## Work required
Restate, word for word, each entry that follows, but skip its pictures.

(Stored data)
━━━━━━━━━━
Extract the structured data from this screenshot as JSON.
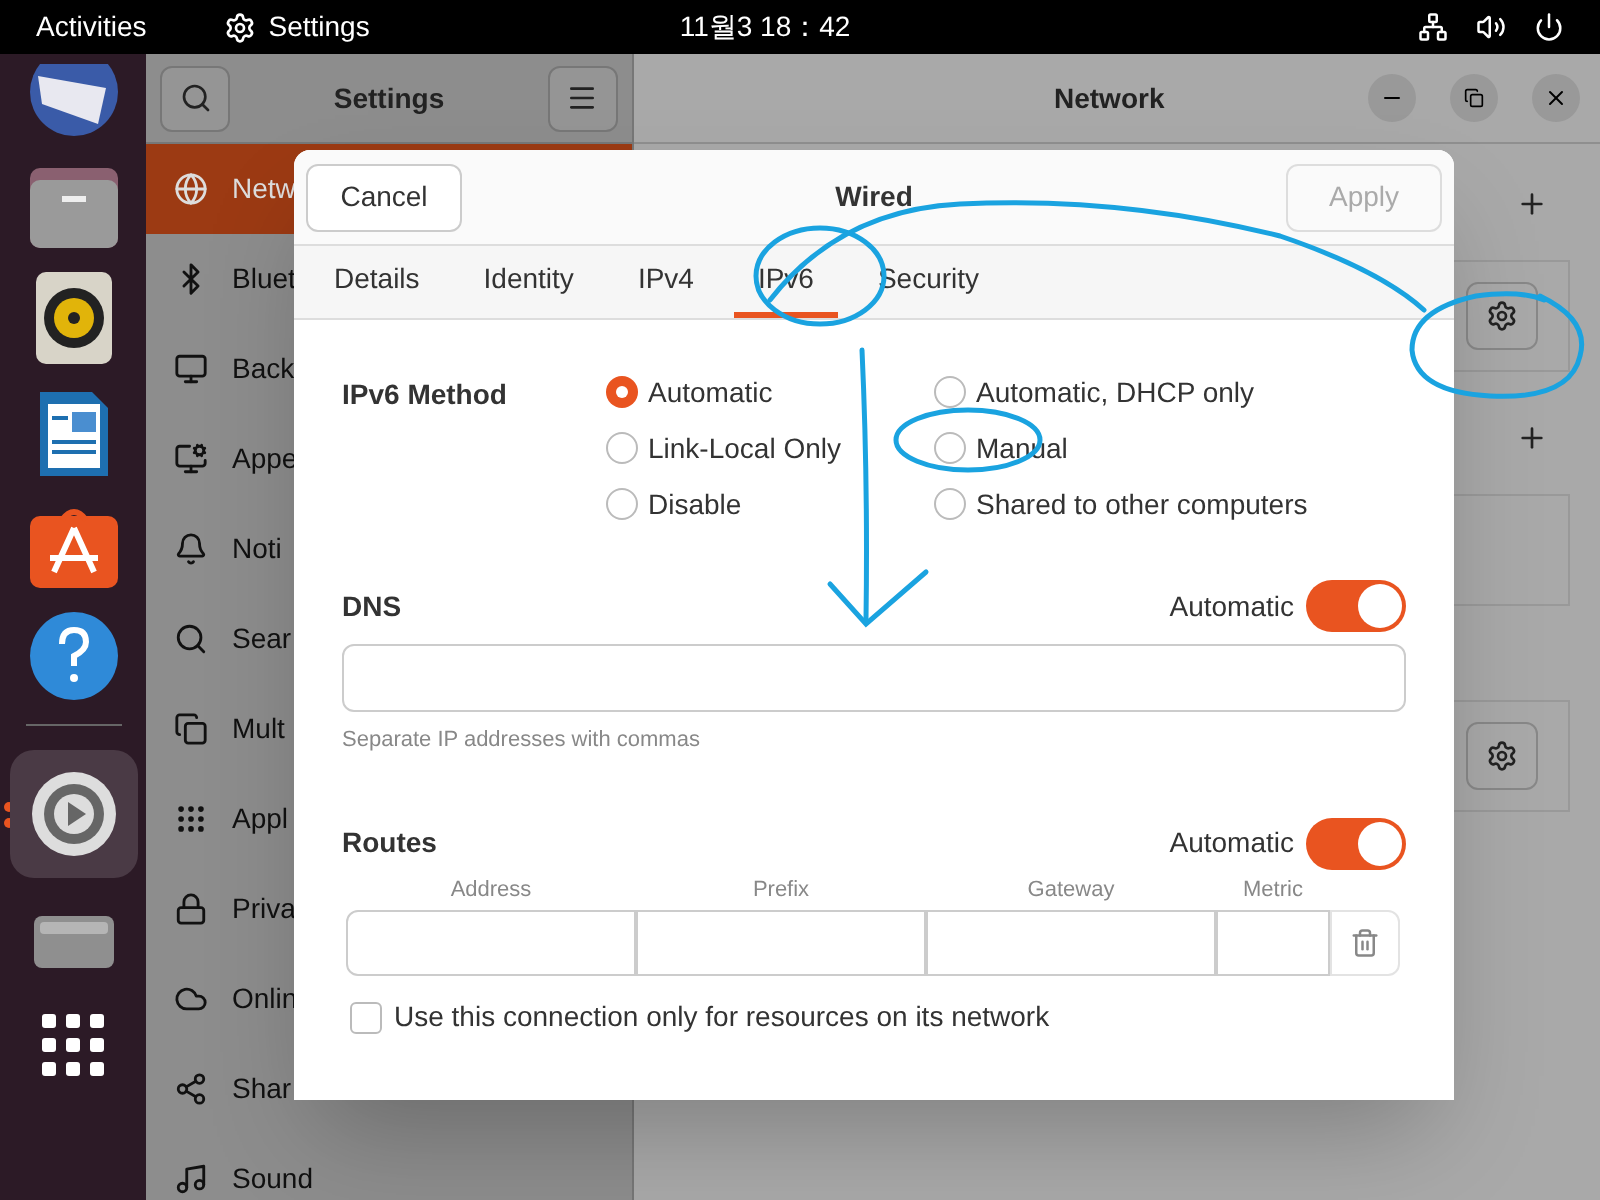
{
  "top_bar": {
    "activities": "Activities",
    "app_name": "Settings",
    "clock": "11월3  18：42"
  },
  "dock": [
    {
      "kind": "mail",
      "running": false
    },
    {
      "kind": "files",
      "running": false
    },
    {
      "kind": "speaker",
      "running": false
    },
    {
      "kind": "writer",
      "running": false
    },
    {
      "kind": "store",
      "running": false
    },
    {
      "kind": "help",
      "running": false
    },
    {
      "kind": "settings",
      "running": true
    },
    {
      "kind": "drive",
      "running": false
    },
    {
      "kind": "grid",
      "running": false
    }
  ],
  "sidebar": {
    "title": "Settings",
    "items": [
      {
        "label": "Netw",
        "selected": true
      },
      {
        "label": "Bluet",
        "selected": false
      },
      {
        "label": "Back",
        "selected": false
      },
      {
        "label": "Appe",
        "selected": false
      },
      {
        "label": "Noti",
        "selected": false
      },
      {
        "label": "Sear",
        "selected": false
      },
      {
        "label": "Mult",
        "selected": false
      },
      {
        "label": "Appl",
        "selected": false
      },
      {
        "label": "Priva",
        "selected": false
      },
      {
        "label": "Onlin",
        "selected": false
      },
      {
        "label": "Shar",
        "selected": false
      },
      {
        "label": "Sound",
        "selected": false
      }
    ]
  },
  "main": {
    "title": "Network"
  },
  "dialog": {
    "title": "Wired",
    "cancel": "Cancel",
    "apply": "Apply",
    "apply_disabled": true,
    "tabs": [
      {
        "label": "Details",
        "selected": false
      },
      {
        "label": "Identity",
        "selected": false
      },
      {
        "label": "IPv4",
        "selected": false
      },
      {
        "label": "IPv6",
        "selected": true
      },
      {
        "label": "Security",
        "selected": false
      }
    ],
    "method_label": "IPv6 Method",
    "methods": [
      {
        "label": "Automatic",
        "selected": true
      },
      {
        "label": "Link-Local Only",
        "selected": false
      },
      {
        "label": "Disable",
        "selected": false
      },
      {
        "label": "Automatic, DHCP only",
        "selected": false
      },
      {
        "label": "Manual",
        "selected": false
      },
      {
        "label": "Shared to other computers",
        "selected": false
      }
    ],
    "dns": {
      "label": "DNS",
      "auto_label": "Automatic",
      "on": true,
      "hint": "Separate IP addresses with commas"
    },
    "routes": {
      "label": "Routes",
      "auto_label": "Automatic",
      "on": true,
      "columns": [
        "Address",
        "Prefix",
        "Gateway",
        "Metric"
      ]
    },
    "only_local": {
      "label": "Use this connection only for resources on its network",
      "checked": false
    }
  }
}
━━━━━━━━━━
## Response below
Extract the structured data from this screenshot as JSON.
{
  "top_bar": {
    "activities": "Activities",
    "app_name": "Settings",
    "clock": "11월3  18：42"
  },
  "dock": [
    {
      "kind": "mail",
      "running": false
    },
    {
      "kind": "files",
      "running": false
    },
    {
      "kind": "speaker",
      "running": false
    },
    {
      "kind": "writer",
      "running": false
    },
    {
      "kind": "store",
      "running": false
    },
    {
      "kind": "help",
      "running": false
    },
    {
      "kind": "settings",
      "running": true
    },
    {
      "kind": "drive",
      "running": false
    },
    {
      "kind": "grid",
      "running": false
    }
  ],
  "sidebar": {
    "title": "Settings",
    "items": [
      {
        "label": "Netw",
        "selected": true
      },
      {
        "label": "Bluet",
        "selected": false
      },
      {
        "label": "Back",
        "selected": false
      },
      {
        "label": "Appe",
        "selected": false
      },
      {
        "label": "Noti",
        "selected": false
      },
      {
        "label": "Sear",
        "selected": false
      },
      {
        "label": "Mult",
        "selected": false
      },
      {
        "label": "Appl",
        "selected": false
      },
      {
        "label": "Priva",
        "selected": false
      },
      {
        "label": "Onlin",
        "selected": false
      },
      {
        "label": "Shar",
        "selected": false
      },
      {
        "label": "Sound",
        "selected": false
      }
    ]
  },
  "main": {
    "title": "Network"
  },
  "dialog": {
    "title": "Wired",
    "cancel": "Cancel",
    "apply": "Apply",
    "apply_disabled": true,
    "tabs": [
      {
        "label": "Details",
        "selected": false
      },
      {
        "label": "Identity",
        "selected": false
      },
      {
        "label": "IPv4",
        "selected": false
      },
      {
        "label": "IPv6",
        "selected": true
      },
      {
        "label": "Security",
        "selected": false
      }
    ],
    "method_label": "IPv6 Method",
    "methods": [
      {
        "label": "Automatic",
        "selected": true
      },
      {
        "label": "Link-Local Only",
        "selected": false
      },
      {
        "label": "Disable",
        "selected": false
      },
      {
        "label": "Automatic, DHCP only",
        "selected": false
      },
      {
        "label": "Manual",
        "selected": false
      },
      {
        "label": "Shared to other computers",
        "selected": false
      }
    ],
    "dns": {
      "label": "DNS",
      "auto_label": "Automatic",
      "on": true,
      "hint": "Separate IP addresses with commas"
    },
    "routes": {
      "label": "Routes",
      "auto_label": "Automatic",
      "on": true,
      "columns": [
        "Address",
        "Prefix",
        "Gateway",
        "Metric"
      ]
    },
    "only_local": {
      "label": "Use this connection only for resources on its network",
      "checked": false
    }
  }
}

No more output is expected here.